[ACTIVITY]: Using the records below, filter out every line that lacks "name" and copy the rest.

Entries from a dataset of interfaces
BEGIN
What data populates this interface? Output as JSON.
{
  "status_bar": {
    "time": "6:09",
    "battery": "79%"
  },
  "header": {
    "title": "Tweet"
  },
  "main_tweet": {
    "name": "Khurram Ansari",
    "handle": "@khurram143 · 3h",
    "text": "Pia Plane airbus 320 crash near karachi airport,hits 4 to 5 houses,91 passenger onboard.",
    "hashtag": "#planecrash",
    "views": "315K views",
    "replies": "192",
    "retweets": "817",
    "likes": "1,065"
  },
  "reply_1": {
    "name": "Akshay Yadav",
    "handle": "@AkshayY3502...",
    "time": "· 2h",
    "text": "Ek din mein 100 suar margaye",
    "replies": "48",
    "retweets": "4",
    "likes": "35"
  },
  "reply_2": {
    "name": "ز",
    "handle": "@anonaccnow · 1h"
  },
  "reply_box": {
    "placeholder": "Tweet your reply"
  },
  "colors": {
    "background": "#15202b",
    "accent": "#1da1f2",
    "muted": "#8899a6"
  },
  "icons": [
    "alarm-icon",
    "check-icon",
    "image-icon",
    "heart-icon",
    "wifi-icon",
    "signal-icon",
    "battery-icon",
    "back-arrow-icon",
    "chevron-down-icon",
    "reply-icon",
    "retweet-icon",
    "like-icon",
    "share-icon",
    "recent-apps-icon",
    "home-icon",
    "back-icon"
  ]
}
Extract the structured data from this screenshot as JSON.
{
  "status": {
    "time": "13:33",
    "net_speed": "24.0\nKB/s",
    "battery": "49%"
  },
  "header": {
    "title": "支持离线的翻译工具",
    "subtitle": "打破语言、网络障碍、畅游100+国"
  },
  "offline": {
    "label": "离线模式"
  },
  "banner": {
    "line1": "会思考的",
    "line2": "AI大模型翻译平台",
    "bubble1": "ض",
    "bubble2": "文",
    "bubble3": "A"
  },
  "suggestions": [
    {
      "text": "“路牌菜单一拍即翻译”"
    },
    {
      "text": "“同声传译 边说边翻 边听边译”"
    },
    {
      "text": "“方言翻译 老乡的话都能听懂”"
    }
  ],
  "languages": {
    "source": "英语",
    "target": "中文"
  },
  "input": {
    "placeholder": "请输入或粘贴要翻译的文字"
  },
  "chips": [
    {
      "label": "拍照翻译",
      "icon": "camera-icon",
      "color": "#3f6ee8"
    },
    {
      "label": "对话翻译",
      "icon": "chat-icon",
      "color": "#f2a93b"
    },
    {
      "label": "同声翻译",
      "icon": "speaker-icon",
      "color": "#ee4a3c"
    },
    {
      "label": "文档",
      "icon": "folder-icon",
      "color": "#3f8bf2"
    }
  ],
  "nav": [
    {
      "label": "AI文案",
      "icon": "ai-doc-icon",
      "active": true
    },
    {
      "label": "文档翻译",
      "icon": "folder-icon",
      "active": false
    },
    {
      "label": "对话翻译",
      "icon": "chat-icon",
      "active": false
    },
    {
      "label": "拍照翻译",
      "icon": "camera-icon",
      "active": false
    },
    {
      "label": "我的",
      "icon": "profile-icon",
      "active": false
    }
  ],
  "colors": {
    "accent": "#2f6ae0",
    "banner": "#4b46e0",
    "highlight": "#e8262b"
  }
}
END
[FINISHED EXERCISE]:
    "name": "Khurram Ansari",
    "name": "Akshay Yadav",
    "name": "ز",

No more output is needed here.